Proofs: The walking corpse comes to life

Although his stature resembles a basketball player, Bethwel, an HIV-positive father of two, depends on antiretroviral (ARV) drugs for survival. Just 10 years ago, Bethwel could not figure out why he could not stay healthy. He kept going back to his doctors suspecting that he had malaria and tuberculosis. But only after his doctors at the Mbagathi Hospital in Nairobi, Kenya prescribed ARV drugs to him did he realize that he had something much worse: HIV/AIDS.

But by the time that was figured out, his doctors doubted he would make it. “I had lost from 89kg to 49 kg (196lbs to 108lbs). I was like a walking corpse,” he recounts. Thankfully, the hospital was able to provide him with free medication thanks to grants from the Global Fund. In Bethwel’s own words, “The ARVs are working. They gave me back my life. They gave me back my health. They gave me back my fatherhood.”

His wife, also HIV positive, soon began taking ARVs provided by the Global Fund as well. And thanks to Mbagathi’s prevention of mother-to-child transmission (PMTCT) program, she was able to get pregnant and give birth to a baby boy, Isaac who is now two years old and HIV negative.

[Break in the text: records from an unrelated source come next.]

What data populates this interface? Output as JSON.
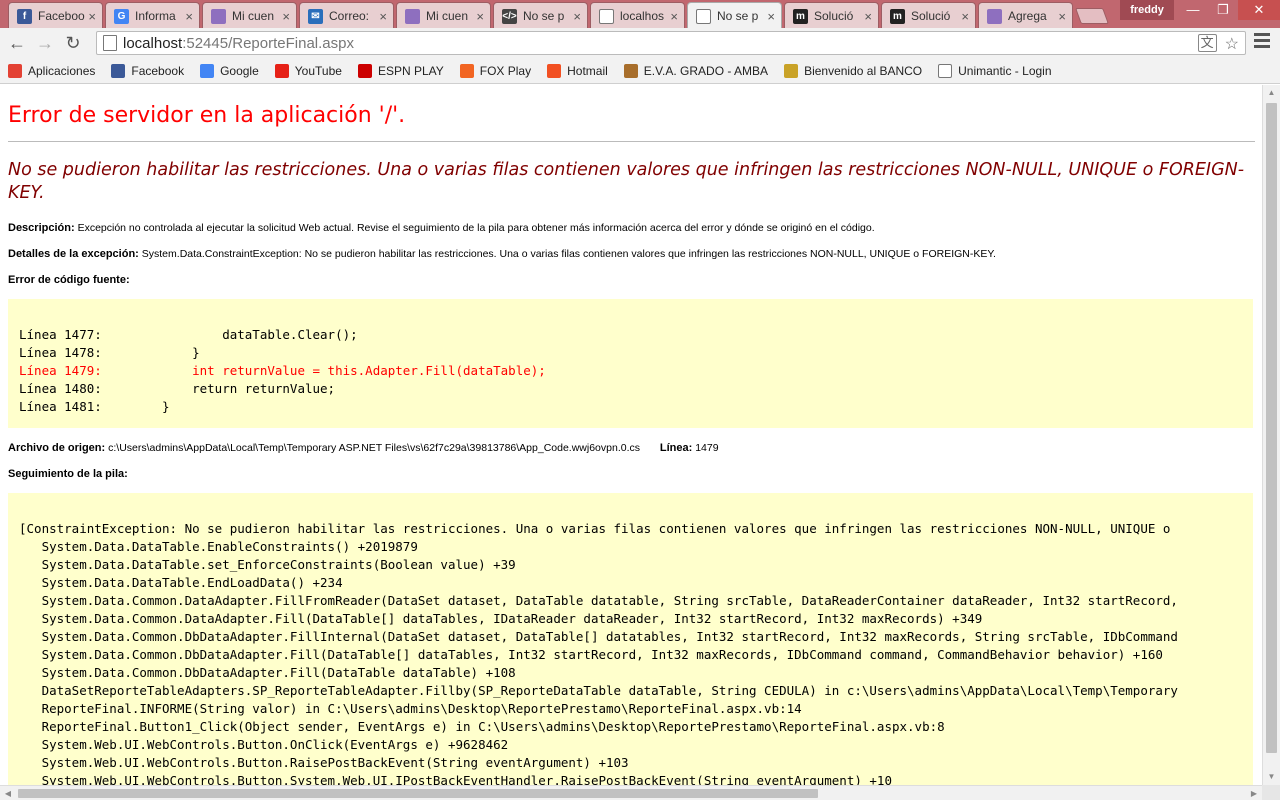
{
  "browser": {
    "tabs": [
      {
        "title": "Faceboo",
        "icon": "facebook-icon",
        "color": "#3b5998",
        "glyph": "f"
      },
      {
        "title": "Informa",
        "icon": "google-icon",
        "color": "#4285f4",
        "glyph": "G"
      },
      {
        "title": "Mi cuen",
        "icon": "page-icon",
        "color": "#8e6fbf",
        "glyph": ""
      },
      {
        "title": "Correo:",
        "icon": "mail-icon",
        "color": "#2a6ebb",
        "glyph": "✉"
      },
      {
        "title": "Mi cuen",
        "icon": "page-icon",
        "color": "#8e6fbf",
        "glyph": ""
      },
      {
        "title": "No se p",
        "icon": "code-icon",
        "color": "#444444",
        "glyph": "</>"
      },
      {
        "title": "localhos",
        "icon": "document-icon",
        "color": "#ffffff",
        "glyph": ""
      },
      {
        "title": "No se p",
        "icon": "document-icon",
        "color": "#ffffff",
        "glyph": ""
      },
      {
        "title": "Solució",
        "icon": "m-icon",
        "color": "#222222",
        "glyph": "m"
      },
      {
        "title": "Solució",
        "icon": "m-icon",
        "color": "#222222",
        "glyph": "m"
      },
      {
        "title": "Agrega",
        "icon": "page-icon",
        "color": "#8e6fbf",
        "glyph": ""
      }
    ],
    "active_tab": 7,
    "profile_name": "freddy",
    "window_buttons": {
      "minimize": "—",
      "maximize": "❐",
      "close": "✕"
    },
    "url_host": "localhost",
    "url_path": ":52445/ReporteFinal.aspx",
    "bookmarks": [
      {
        "label": "Aplicaciones",
        "icon": "apps-grid-icon",
        "color": "#e34133"
      },
      {
        "label": "Facebook",
        "icon": "facebook-icon",
        "color": "#3b5998"
      },
      {
        "label": "Google",
        "icon": "google-icon",
        "color": "#4285f4"
      },
      {
        "label": "YouTube",
        "icon": "youtube-icon",
        "color": "#e62117"
      },
      {
        "label": "ESPN PLAY",
        "icon": "espn-icon",
        "color": "#cc0000"
      },
      {
        "label": "FOX Play",
        "icon": "fox-icon",
        "color": "#f26522"
      },
      {
        "label": "Hotmail",
        "icon": "windows-icon",
        "color": "#f25022"
      },
      {
        "label": "E.V.A. GRADO - AMBA",
        "icon": "eva-icon",
        "color": "#a86e2b"
      },
      {
        "label": "Bienvenido al BANCO",
        "icon": "bank-icon",
        "color": "#c9a227"
      },
      {
        "label": "Unimantic - Login",
        "icon": "document-icon",
        "color": "#ffffff"
      }
    ]
  },
  "page": {
    "title": "Error de servidor en la aplicación '/'.",
    "subtitle": "No se pudieron habilitar las restricciones. Una o varias filas contienen valores que infringen las restricciones NON-NULL, UNIQUE o FOREIGN-KEY.",
    "description_label": "Descripción:",
    "description_text": "Excepción no controlada al ejecutar la solicitud Web actual. Revise el seguimiento de la pila para obtener más información acerca del error y dónde se originó en el código.",
    "exception_label": "Detalles de la excepción:",
    "exception_text": "System.Data.ConstraintException: No se pudieron habilitar las restricciones. Una o varias filas contienen valores que infringen las restricciones NON-NULL, UNIQUE o FOREIGN-KEY.",
    "source_error_label": "Error de código fuente:",
    "source_lines": [
      "Línea 1477:                dataTable.Clear();",
      "Línea 1478:            }",
      "Línea 1479:            int returnValue = this.Adapter.Fill(dataTable);",
      "Línea 1480:            return returnValue;",
      "Línea 1481:        }"
    ],
    "highlight_line": 2,
    "source_file_label": "Archivo de origen:",
    "source_file": "c:\\Users\\admins\\AppData\\Local\\Temp\\Temporary ASP.NET Files\\vs\\62f7c29a\\39813786\\App_Code.wwj6ovpn.0.cs",
    "line_label": "Línea:",
    "line_number": "1479",
    "stack_label": "Seguimiento de la pila:",
    "stack_lines": [
      "[ConstraintException: No se pudieron habilitar las restricciones. Una o varias filas contienen valores que infringen las restricciones NON-NULL, UNIQUE o",
      "   System.Data.DataTable.EnableConstraints() +2019879",
      "   System.Data.DataTable.set_EnforceConstraints(Boolean value) +39",
      "   System.Data.DataTable.EndLoadData() +234",
      "   System.Data.Common.DataAdapter.FillFromReader(DataSet dataset, DataTable datatable, String srcTable, DataReaderContainer dataReader, Int32 startRecord,",
      "   System.Data.Common.DataAdapter.Fill(DataTable[] dataTables, IDataReader dataReader, Int32 startRecord, Int32 maxRecords) +349",
      "   System.Data.Common.DbDataAdapter.FillInternal(DataSet dataset, DataTable[] datatables, Int32 startRecord, Int32 maxRecords, String srcTable, IDbCommand",
      "   System.Data.Common.DbDataAdapter.Fill(DataTable[] dataTables, Int32 startRecord, Int32 maxRecords, IDbCommand command, CommandBehavior behavior) +160",
      "   System.Data.Common.DbDataAdapter.Fill(DataTable dataTable) +108",
      "   DataSetReporteTableAdapters.SP_ReporteTableAdapter.Fillby(SP_ReporteDataTable dataTable, String CEDULA) in c:\\Users\\admins\\AppData\\Local\\Temp\\Temporary",
      "   ReporteFinal.INFORME(String valor) in C:\\Users\\admins\\Desktop\\ReportePrestamo\\ReporteFinal.aspx.vb:14",
      "   ReporteFinal.Button1_Click(Object sender, EventArgs e) in C:\\Users\\admins\\Desktop\\ReportePrestamo\\ReporteFinal.aspx.vb:8",
      "   System.Web.UI.WebControls.Button.OnClick(EventArgs e) +9628462",
      "   System.Web.UI.WebControls.Button.RaisePostBackEvent(String eventArgument) +103",
      "   System.Web.UI.WebControls.Button.System.Web.UI.IPostBackEventHandler.RaisePostBackEvent(String eventArgument) +10"
    ]
  }
}
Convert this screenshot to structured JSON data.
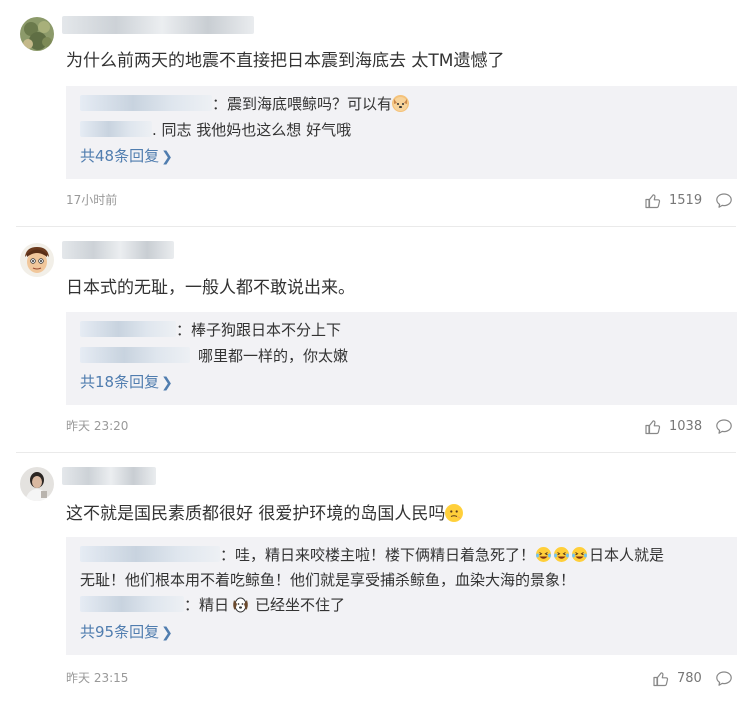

The funding for programs like those at Mbagathi District Hospital are in jeopardy as the House and Senate hammer out the FY 2011 budgets. The House has proposed a 43 percent cut, about $450 million, to the Global Fund. If the funding is cut, more than 400,000 mothers and fathers will not receive their antiretroviral medication. And more than 58,000 HIV-positive, pregnant women will not receive treatment to prevent mother-to-child transmission of HIV.

“The only thing that I need to continue living, to continue being a father to my children, is assurance that these drugs will continue to be supplied,” said Bethwel.